Lessons from Regulation 156 (software updates)
Regulation 156 concerns software updates in general, but is less detailed than Regulation 155.
It requires manufacturers to have various processes and documentation in place, in particular as regards the impact of updates on (i) the safe operation of the vehicle (i.e. the product) and (ii) market approvals, the need for notifications to users regarding updates at their request and finally the security of the process for deploying updates. Some of these can be very relevant if your company provides software internally or externally, irrespective of the sector.
On the first point, Regulation 156 essentially requires manufacturers to determine the impact of a software update prior to its deployment. For instance, if an update changes a vehicle system, it may have an impact on the approval granted in relation to that system; likewise, if an update affects any other system required for the safe and continued operation of the vehicle, it is crucial for the manufacturer to make this determination before the update is deployed. Moreover, as indicated hereunder, users have to be informed of changes, so determining the impact also helps ensure transparency.
- Lesson: build assessments into an update process, as even in other sectors failure to anticipate the impact of an update (and to inform users – see below) could facilitate claims for damages regarding the direct consequences of the update.
On software update notifications, Regulation 156 states that there must be a process “whereby the vehicle user is able to be informed about updates”, and that this information must include (a) the purpose of the update, (b) any changes implemented by the update on [vehicle] functions, (c) the expected time to complete execution of the update (in other words: installation time), (d) any [vehicle] functionalities which may not be available during the execution of the update and (e) any instructions that may help the [vehicle] user safely execute the update.
- Lesson: transparency is key. Operational teams must pay attention to the need to manage user expectations and avoid a situation that could lead to a complaint or to liability, and being transparent can strongly help here.
Finally, Regulation 156 requires manufacturers to ensure that update processes are secure (i) to (reasonably) prevent manipulation before the update process is initiated and (ii) to (reasonably) prevent them being compromised, including development of the update delivery system. In addition, it is crucial to ensure that “[t]he processes used to verify and validate software functionality and code for the software used in the vehicle are appropriate”. In other words, malicious actors should be kept out of the development and deployment process of software updates.
- Lesson: security of a particular software package is not all that matters – security of the update mechanism is just as crucial. Flawed update security can have a significant legal impact, so ensure that processes are secured against such risks.

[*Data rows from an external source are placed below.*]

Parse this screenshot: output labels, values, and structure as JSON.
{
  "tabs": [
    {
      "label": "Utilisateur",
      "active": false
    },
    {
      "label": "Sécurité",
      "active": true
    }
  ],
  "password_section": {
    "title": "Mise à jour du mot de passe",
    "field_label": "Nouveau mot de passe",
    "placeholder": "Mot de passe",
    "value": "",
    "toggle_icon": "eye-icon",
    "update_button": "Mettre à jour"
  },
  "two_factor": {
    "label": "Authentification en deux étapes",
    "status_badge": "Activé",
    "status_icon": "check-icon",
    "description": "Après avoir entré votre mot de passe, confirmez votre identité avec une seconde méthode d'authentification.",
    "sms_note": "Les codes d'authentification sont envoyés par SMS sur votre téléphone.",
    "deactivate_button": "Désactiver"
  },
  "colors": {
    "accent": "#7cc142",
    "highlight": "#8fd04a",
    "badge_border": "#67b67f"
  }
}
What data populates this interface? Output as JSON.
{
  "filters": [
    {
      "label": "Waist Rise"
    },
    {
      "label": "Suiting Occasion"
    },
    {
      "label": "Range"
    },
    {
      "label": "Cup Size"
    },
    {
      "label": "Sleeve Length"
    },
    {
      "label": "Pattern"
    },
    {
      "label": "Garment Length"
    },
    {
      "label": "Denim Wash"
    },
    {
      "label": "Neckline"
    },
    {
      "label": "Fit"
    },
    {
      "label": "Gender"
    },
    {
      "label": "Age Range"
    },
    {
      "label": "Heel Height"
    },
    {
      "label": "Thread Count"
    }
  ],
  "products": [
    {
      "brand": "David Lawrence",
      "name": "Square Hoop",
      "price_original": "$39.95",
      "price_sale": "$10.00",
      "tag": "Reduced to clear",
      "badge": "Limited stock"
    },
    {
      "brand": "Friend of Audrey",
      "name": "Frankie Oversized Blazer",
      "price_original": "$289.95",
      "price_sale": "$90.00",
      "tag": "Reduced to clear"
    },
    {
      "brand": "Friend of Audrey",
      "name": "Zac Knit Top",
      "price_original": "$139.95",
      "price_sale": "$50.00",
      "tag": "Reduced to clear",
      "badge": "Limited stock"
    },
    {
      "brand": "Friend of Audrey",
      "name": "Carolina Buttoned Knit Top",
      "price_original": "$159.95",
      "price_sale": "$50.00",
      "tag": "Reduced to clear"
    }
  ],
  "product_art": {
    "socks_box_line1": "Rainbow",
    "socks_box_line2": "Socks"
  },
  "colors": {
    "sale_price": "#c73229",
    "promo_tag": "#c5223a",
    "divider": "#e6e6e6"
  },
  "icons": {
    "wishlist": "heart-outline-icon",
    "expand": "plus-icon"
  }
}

All in all, Regulation 156 has less sector-agnostic relevance, but it shows points of attention that may appear in future legislation or even in liability-related case law.
- The overall lesson? As laws become more technical, a dialogue between legal and technical teams is no longer just best practice; it becomes a necessity. If they do not speak the same language, be sure to bring in outside help!